--- GIVEN DATA ---

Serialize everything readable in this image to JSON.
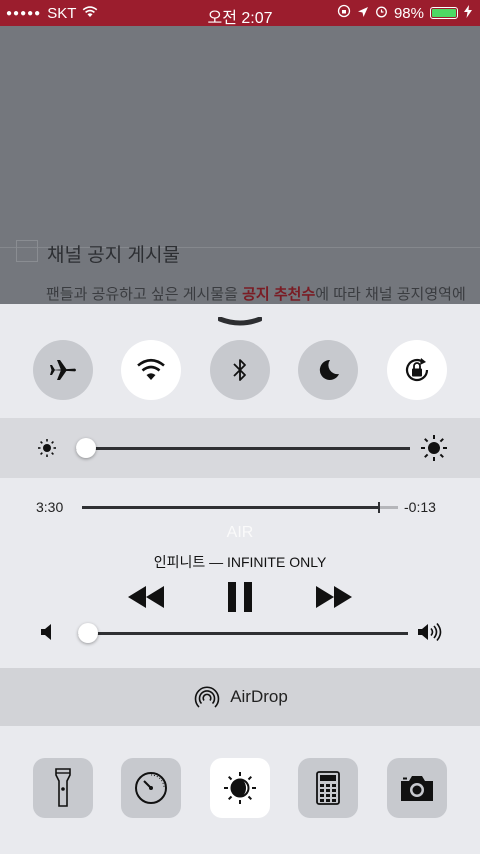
{
  "status_bar": {
    "signal_dots": "●●●●●",
    "carrier": "SKT",
    "time": "오전 2:07",
    "battery_percent": "98%",
    "battery_level": 0.98,
    "bar_color": "#9b1d2d"
  },
  "background_page": {
    "checkbox_label": "채널 공지 게시물",
    "description_prefix": "팬들과 공유하고 싶은 게시물을 ",
    "description_highlight": "공지 추천수",
    "description_suffix": "에 따라 채널 공지영역에"
  },
  "control_center": {
    "toggles": [
      {
        "name": "airplane-mode",
        "icon": "airplane-icon",
        "on": false
      },
      {
        "name": "wifi",
        "icon": "wifi-icon",
        "on": true
      },
      {
        "name": "bluetooth",
        "icon": "bluetooth-icon",
        "on": false
      },
      {
        "name": "do-not-disturb",
        "icon": "moon-icon",
        "on": false
      },
      {
        "name": "rotation-lock",
        "icon": "rotation-lock-icon",
        "on": true
      }
    ],
    "brightness_level": 0.03,
    "music": {
      "elapsed": "3:30",
      "remaining": "-0:13",
      "progress": 0.94,
      "title": "AIR",
      "artist_album": "인피니트 — INFINITE ONLY",
      "volume_level": 0.03
    },
    "airdrop_label": "AirDrop",
    "tools": [
      {
        "name": "flashlight",
        "icon": "flashlight-icon",
        "on": false
      },
      {
        "name": "timer",
        "icon": "timer-icon",
        "on": false
      },
      {
        "name": "night-shift",
        "icon": "night-shift-icon",
        "on": true
      },
      {
        "name": "calculator",
        "icon": "calculator-icon",
        "on": false
      },
      {
        "name": "camera",
        "icon": "camera-icon",
        "on": false
      }
    ]
  }
}
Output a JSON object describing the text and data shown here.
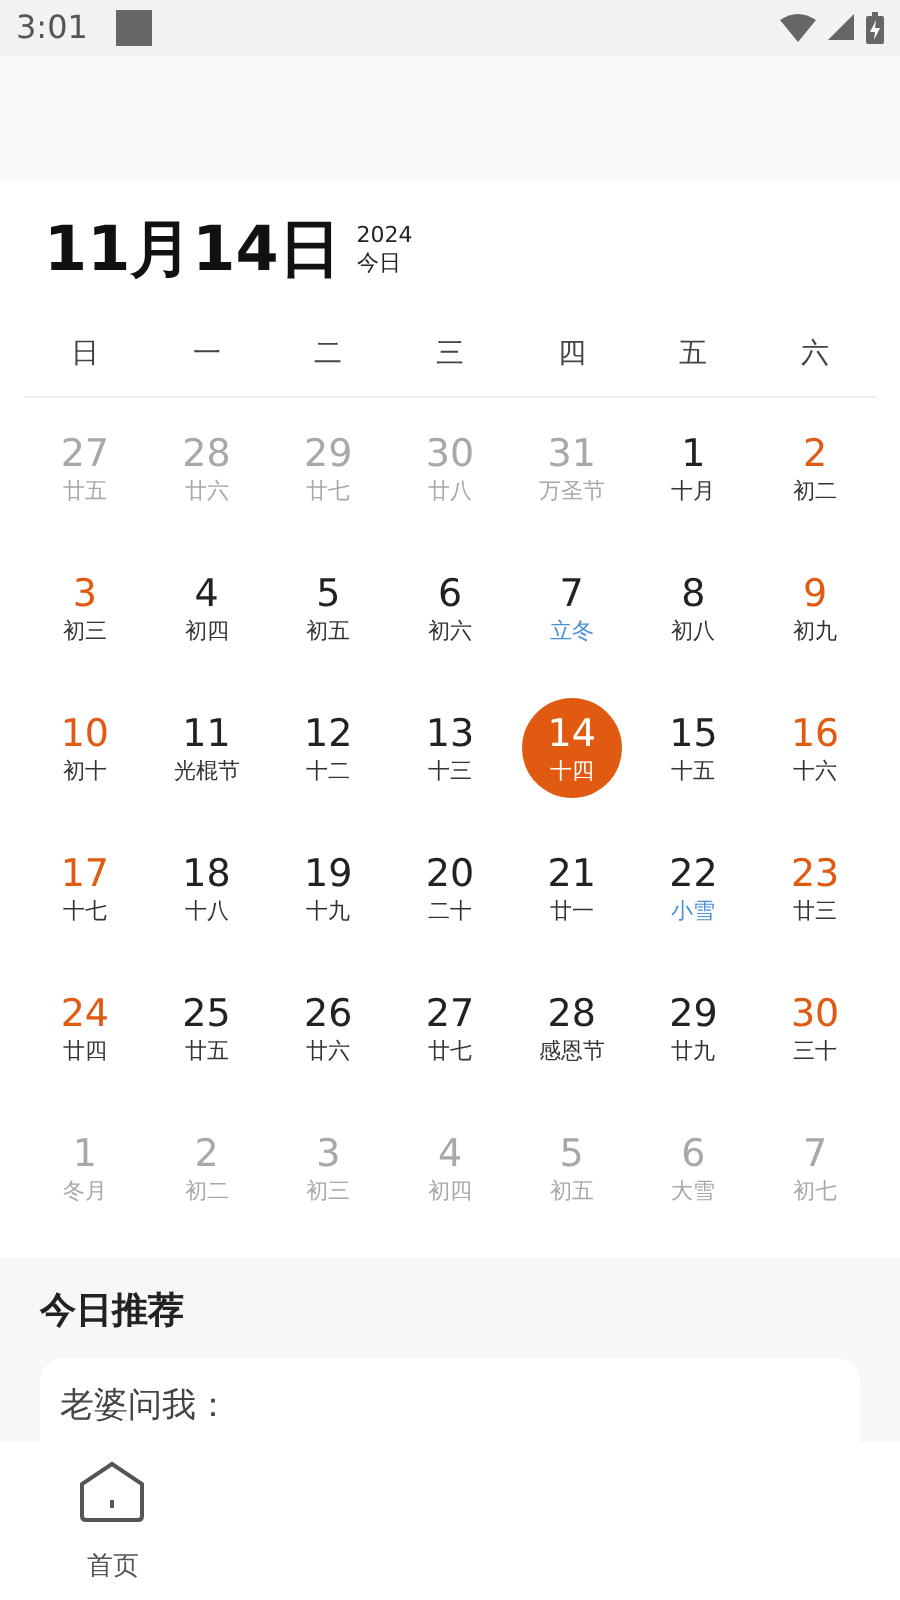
{
  "status_bar": {
    "time": "3:01"
  },
  "header": {
    "date": "11月14日",
    "year": "2024",
    "today": "今日"
  },
  "weekdays": [
    "日",
    "一",
    "二",
    "三",
    "四",
    "五",
    "六"
  ],
  "weeks": [
    [
      {
        "day": "27",
        "lunar": "廿五",
        "in_month": false,
        "term": false,
        "selected": false
      },
      {
        "day": "28",
        "lunar": "廿六",
        "in_month": false,
        "term": false,
        "selected": false
      },
      {
        "day": "29",
        "lunar": "廿七",
        "in_month": false,
        "term": false,
        "selected": false
      },
      {
        "day": "30",
        "lunar": "廿八",
        "in_month": false,
        "term": false,
        "selected": false
      },
      {
        "day": "31",
        "lunar": "万圣节",
        "in_month": false,
        "term": false,
        "selected": false
      },
      {
        "day": "1",
        "lunar": "十月",
        "in_month": true,
        "term": false,
        "selected": false
      },
      {
        "day": "2",
        "lunar": "初二",
        "in_month": true,
        "term": false,
        "selected": false
      }
    ],
    [
      {
        "day": "3",
        "lunar": "初三",
        "in_month": true,
        "term": false,
        "selected": false
      },
      {
        "day": "4",
        "lunar": "初四",
        "in_month": true,
        "term": false,
        "selected": false
      },
      {
        "day": "5",
        "lunar": "初五",
        "in_month": true,
        "term": false,
        "selected": false
      },
      {
        "day": "6",
        "lunar": "初六",
        "in_month": true,
        "term": false,
        "selected": false
      },
      {
        "day": "7",
        "lunar": "立冬",
        "in_month": true,
        "term": true,
        "selected": false
      },
      {
        "day": "8",
        "lunar": "初八",
        "in_month": true,
        "term": false,
        "selected": false
      },
      {
        "day": "9",
        "lunar": "初九",
        "in_month": true,
        "term": false,
        "selected": false
      }
    ],
    [
      {
        "day": "10",
        "lunar": "初十",
        "in_month": true,
        "term": false,
        "selected": false
      },
      {
        "day": "11",
        "lunar": "光棍节",
        "in_month": true,
        "term": false,
        "selected": false
      },
      {
        "day": "12",
        "lunar": "十二",
        "in_month": true,
        "term": false,
        "selected": false
      },
      {
        "day": "13",
        "lunar": "十三",
        "in_month": true,
        "term": false,
        "selected": false
      },
      {
        "day": "14",
        "lunar": "十四",
        "in_month": true,
        "term": false,
        "selected": true
      },
      {
        "day": "15",
        "lunar": "十五",
        "in_month": true,
        "term": false,
        "selected": false
      },
      {
        "day": "16",
        "lunar": "十六",
        "in_month": true,
        "term": false,
        "selected": false
      }
    ],
    [
      {
        "day": "17",
        "lunar": "十七",
        "in_month": true,
        "term": false,
        "selected": false
      },
      {
        "day": "18",
        "lunar": "十八",
        "in_month": true,
        "term": false,
        "selected": false
      },
      {
        "day": "19",
        "lunar": "十九",
        "in_month": true,
        "term": false,
        "selected": false
      },
      {
        "day": "20",
        "lunar": "二十",
        "in_month": true,
        "term": false,
        "selected": false
      },
      {
        "day": "21",
        "lunar": "廿一",
        "in_month": true,
        "term": false,
        "selected": false
      },
      {
        "day": "22",
        "lunar": "小雪",
        "in_month": true,
        "term": true,
        "selected": false
      },
      {
        "day": "23",
        "lunar": "廿三",
        "in_month": true,
        "term": false,
        "selected": false
      }
    ],
    [
      {
        "day": "24",
        "lunar": "廿四",
        "in_month": true,
        "term": false,
        "selected": false
      },
      {
        "day": "25",
        "lunar": "廿五",
        "in_month": true,
        "term": false,
        "selected": false
      },
      {
        "day": "26",
        "lunar": "廿六",
        "in_month": true,
        "term": false,
        "selected": false
      },
      {
        "day": "27",
        "lunar": "廿七",
        "in_month": true,
        "term": false,
        "selected": false
      },
      {
        "day": "28",
        "lunar": "感恩节",
        "in_month": true,
        "term": false,
        "selected": false
      },
      {
        "day": "29",
        "lunar": "廿九",
        "in_month": true,
        "term": false,
        "selected": false
      },
      {
        "day": "30",
        "lunar": "三十",
        "in_month": true,
        "term": false,
        "selected": false
      }
    ],
    [
      {
        "day": "1",
        "lunar": "冬月",
        "in_month": false,
        "term": false,
        "selected": false
      },
      {
        "day": "2",
        "lunar": "初二",
        "in_month": false,
        "term": false,
        "selected": false
      },
      {
        "day": "3",
        "lunar": "初三",
        "in_month": false,
        "term": false,
        "selected": false
      },
      {
        "day": "4",
        "lunar": "初四",
        "in_month": false,
        "term": false,
        "selected": false
      },
      {
        "day": "5",
        "lunar": "初五",
        "in_month": false,
        "term": false,
        "selected": false
      },
      {
        "day": "6",
        "lunar": "大雪",
        "in_month": false,
        "term": false,
        "selected": false
      },
      {
        "day": "7",
        "lunar": "初七",
        "in_month": false,
        "term": false,
        "selected": false
      }
    ]
  ],
  "recommend": {
    "title": "今日推荐",
    "text": "老婆问我："
  },
  "nav": [
    {
      "label": "首页",
      "selected": false
    }
  ]
}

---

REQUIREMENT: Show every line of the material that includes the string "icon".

REPLY TO THE TASK:
        "icon": "airplane-icon",
        "icon": "wifi-icon",
        "icon": "bluetooth-icon",
        "icon": "moon-icon",
        "icon": "rotation-lock-icon",
        "icon": "flashlight-icon",
        "icon": "timer-icon",
        "icon": "night-shift-icon",
        "icon": "calculator-icon",
        "icon": "camera-icon",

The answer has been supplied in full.